However Rajapaksa said: “As your President, I urge you to join me as true natives of this country.”
With nearly 1.4 million votes’ lead Rajapaksa won all except one district of Sinhala majority in southern Sri Lanka while his opponent Sajith Premadasa won nine districts out of which eight are from Tamil majority northern and Muslim majority eastern provinces. Rajapaksa was also defeated in three Muslim majority districts; Trincomalee, Batticaloa and Ampara.
Out of 25 administrative districts, Gotabaya won 16, but was heavily defeated in five northern districts of Jaffna, Kilinochchi, Mulaitivu, Vavuniya and Mannar where 26-year-long ethnic war against Tamil rebels, the Liberation Tigers of Tamil Eelam (LTTE), was fought.
Gotabaya, as the powerful Defence Secretary in his brother Mahinda Rajapaksa’s government, oversaw the military defeat of rebels in May 2009.
While ensuring the protection of rights of other religions and ethnic groups, Rajapaksa said he is duty-bound to protect Buddhism and Sinhala culture. Stating that he hailed from Sinhala Buddhist background, Rajapaksa said the teaching of Buddhism is part of his thoughts and behaviour.
Echoing Sinhala nationalist sentiments, Rajapaksa in his address said: “I am duty-bound and committed myself to protect and develop Buddhism during my tenure. We must protect the Sinhala culture and heritage at all times”. He noted that he would provide state patronage to the protection of historical values and practices.
Rajapaksa, who is known for his military-disciplined administration as the Defecne Secretary and the man who promoted capital Colombo as a green city under former Rajapaksa regime, stressed “corruption would never be tolerated under my administration”.
“The government should always set an example to the society.

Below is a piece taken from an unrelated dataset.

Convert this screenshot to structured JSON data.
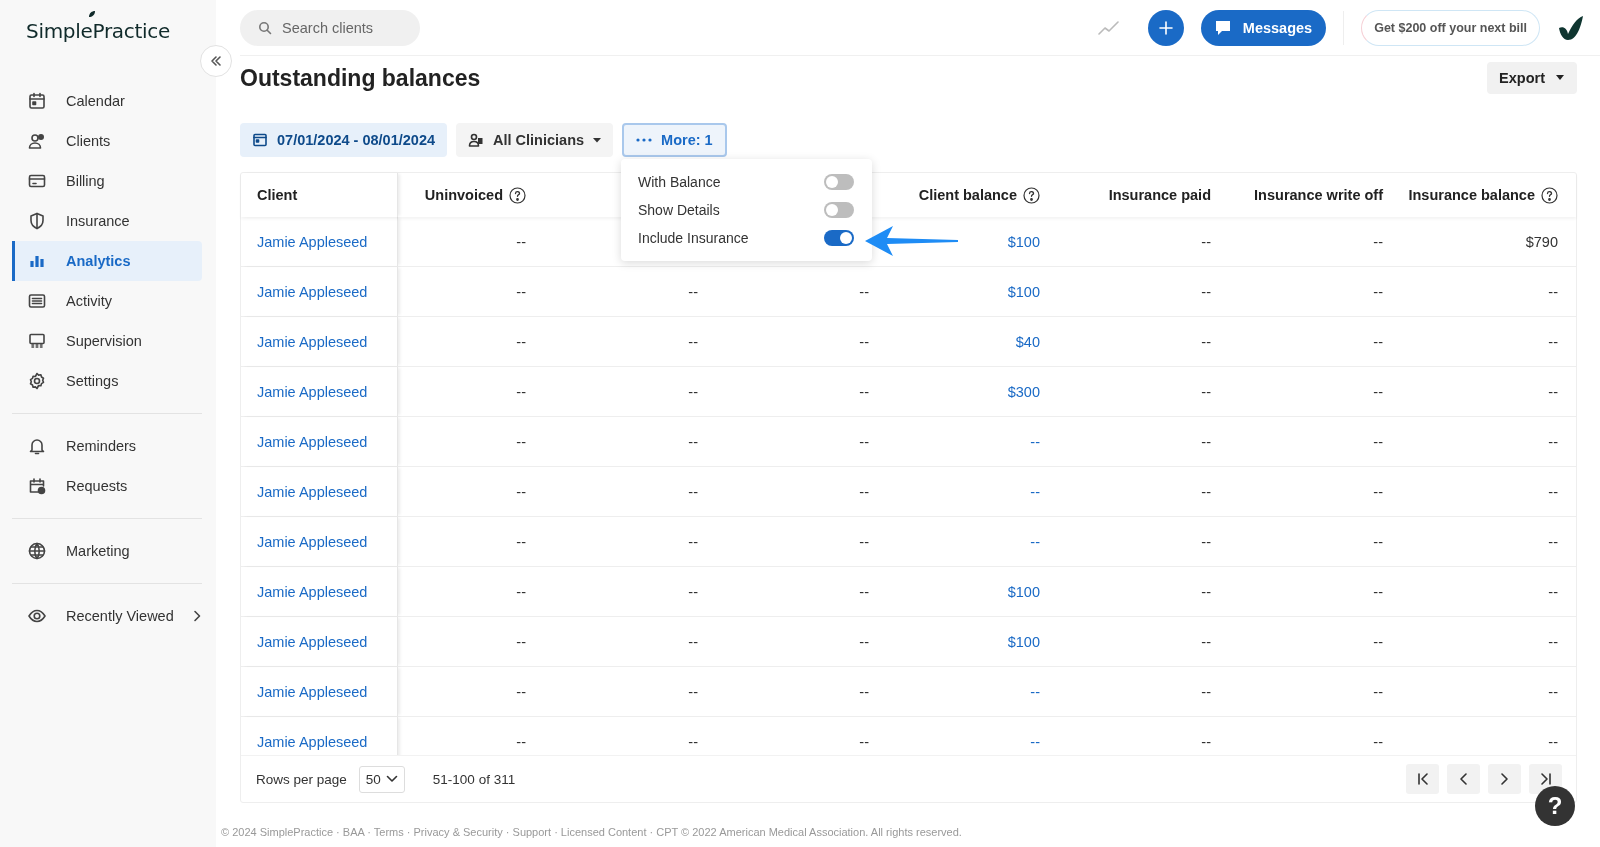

Professionalism and efficiency should be the cornerstone of government administration and meritocracy and technocracy should be promoted at all times,” he said.
“We have a bigger responsibility ahead of us and a massive load of work to be completed within a short time. There is no challenge that can not be achieved,” said Rajapaksa.
Rajapaksa ended his speech, stating, “I love my country and I am proud of my country and I have a vision for my country and I invite all patriotic Sri Lankans to join me to create a prosperous nation.”
During his speech, he thanked his elder brother and former President Mahinda Rajapaksa for support and wished him on his 74th birthday on Monday.
Immediately after his election victory on Sunday (Nov 17), Indian Prime Minister Narendra Modi was the first among world leaders to congratulate Rajapksa with twitter message. “Congratulations @GotabayaR on your victory in the Presidential elections” said PM Modi adding “I look forward to working closely with you for deepening the close and fraternal ties between our two countries and citizens, and for peace, prosperity as well as security in our region”.
The Indian PM also has extended an invitation to Rajapaksa to visit India and it has been accepted.
Meanwhile, Rajapaksa was congratulated by the US ambassador to Sri Lanka Alaina B. Teplitz. Posting a twitter message, Ambassador Teplitz stated: “We look forward to working with President-elect Gotabaya Rajapaksa on issues of good governance, economic growth, the advancement of human rights and reconciliation in support of a strong, sovereign Sri Lanka”.
Rajapaksa was a US citizen, but he renounced his foreign citizenship to contest the polls.
Around 80 per cent of the nearly 16 million people voted on last Saturday’s election at 12,845 polling stations set up across the country for 16 million voters. Out of the total valid votes of 13,252,499, 6.9 million (52.25 per cent) voted for Rajapaksa while his main opponent Sajith Premadasa won 42.99 per cent or 5.5 million votes.